- Repository URL:
- dominant language transfer; minority language documentation; Brunei languages
Language documentation often takes place in contexts of heavy language contact, where there is a shift in progress from a minority language to another culturally dominant language. For many younger speakers, the language of their parents is increasingly acquired as a second language, and their communication in this second language shows classic transfer effects, where transfer is “[a] general cover term for a number of different kinds of influence from languages other than the target language” on a learner’s acquisition of that target language (Ellis 1994:341). However, transfer can also been seen as a more pervasive phenomenon, “a constraint imposed by previous knowledge on a more general process, that of inferencing” (Schachter 1992:44). Considered in this light, transfer can influence far more than a given learner’s interlanguage. Assumptions, attitudes, and conceptual models associated with a culturally dominant language can all unconsciously influence assumptions made about minority languages.

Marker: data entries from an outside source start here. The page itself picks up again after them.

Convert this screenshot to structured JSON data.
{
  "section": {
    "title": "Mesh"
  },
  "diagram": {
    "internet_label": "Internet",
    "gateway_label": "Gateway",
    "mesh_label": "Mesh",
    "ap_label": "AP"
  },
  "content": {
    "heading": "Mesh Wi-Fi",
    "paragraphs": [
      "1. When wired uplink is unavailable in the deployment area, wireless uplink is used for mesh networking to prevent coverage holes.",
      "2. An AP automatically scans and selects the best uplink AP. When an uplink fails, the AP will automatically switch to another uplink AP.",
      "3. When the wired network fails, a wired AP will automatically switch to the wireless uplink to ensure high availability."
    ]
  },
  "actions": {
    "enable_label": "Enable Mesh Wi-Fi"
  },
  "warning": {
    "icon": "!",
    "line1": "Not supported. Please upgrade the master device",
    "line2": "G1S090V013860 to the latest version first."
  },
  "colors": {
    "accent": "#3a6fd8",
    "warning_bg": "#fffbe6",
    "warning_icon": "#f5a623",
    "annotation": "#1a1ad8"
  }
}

These can, in turn, affect various strategic decisions made in the documentation of such languages, including whether a given variety should be documented, which speakers should be recorded, which text types to collect, what orthography to use, even what constitutes a genuine feature of the lexis, phonology, morphology, and so on. This paper aims primarily to illustrate this phenomenon, and to explore ways of dealing with it. Dominant language influence needs to be taken into account at each stage of the documentation process, minimizing it where it is intrusive, and taking advantage of it where it can be of use.